*** Source data Section Begins ***

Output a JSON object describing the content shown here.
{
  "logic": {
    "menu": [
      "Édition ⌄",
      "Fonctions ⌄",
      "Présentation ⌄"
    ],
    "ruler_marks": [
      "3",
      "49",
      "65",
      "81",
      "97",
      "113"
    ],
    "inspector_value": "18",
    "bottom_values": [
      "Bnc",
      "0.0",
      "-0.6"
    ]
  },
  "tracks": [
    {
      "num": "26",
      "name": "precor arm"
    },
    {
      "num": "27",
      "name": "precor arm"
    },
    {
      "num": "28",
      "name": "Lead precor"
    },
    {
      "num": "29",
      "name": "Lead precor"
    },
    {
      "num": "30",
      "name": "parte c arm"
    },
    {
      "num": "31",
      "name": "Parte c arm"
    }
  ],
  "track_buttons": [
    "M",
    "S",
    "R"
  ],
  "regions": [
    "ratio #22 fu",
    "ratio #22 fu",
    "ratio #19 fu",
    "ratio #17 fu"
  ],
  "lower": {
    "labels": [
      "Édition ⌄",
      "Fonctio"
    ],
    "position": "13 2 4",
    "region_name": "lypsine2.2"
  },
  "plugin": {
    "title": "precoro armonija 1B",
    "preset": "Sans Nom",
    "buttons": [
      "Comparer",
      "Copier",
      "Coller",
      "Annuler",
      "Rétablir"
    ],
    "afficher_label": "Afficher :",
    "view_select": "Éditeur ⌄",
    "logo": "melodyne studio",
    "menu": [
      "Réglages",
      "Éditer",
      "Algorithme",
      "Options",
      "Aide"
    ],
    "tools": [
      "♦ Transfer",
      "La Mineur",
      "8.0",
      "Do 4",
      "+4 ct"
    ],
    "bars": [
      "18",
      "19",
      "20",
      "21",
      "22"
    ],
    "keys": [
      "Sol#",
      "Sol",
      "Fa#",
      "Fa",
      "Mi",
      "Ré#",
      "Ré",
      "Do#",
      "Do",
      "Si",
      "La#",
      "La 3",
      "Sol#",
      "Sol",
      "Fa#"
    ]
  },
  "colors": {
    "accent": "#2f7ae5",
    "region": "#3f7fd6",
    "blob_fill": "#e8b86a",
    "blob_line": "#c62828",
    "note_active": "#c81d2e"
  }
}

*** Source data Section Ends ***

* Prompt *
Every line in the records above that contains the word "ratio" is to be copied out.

* Finished task *
    "ratio #22 fu",
    "ratio #22 fu",
    "ratio #19 fu",
    "ratio #17 fu"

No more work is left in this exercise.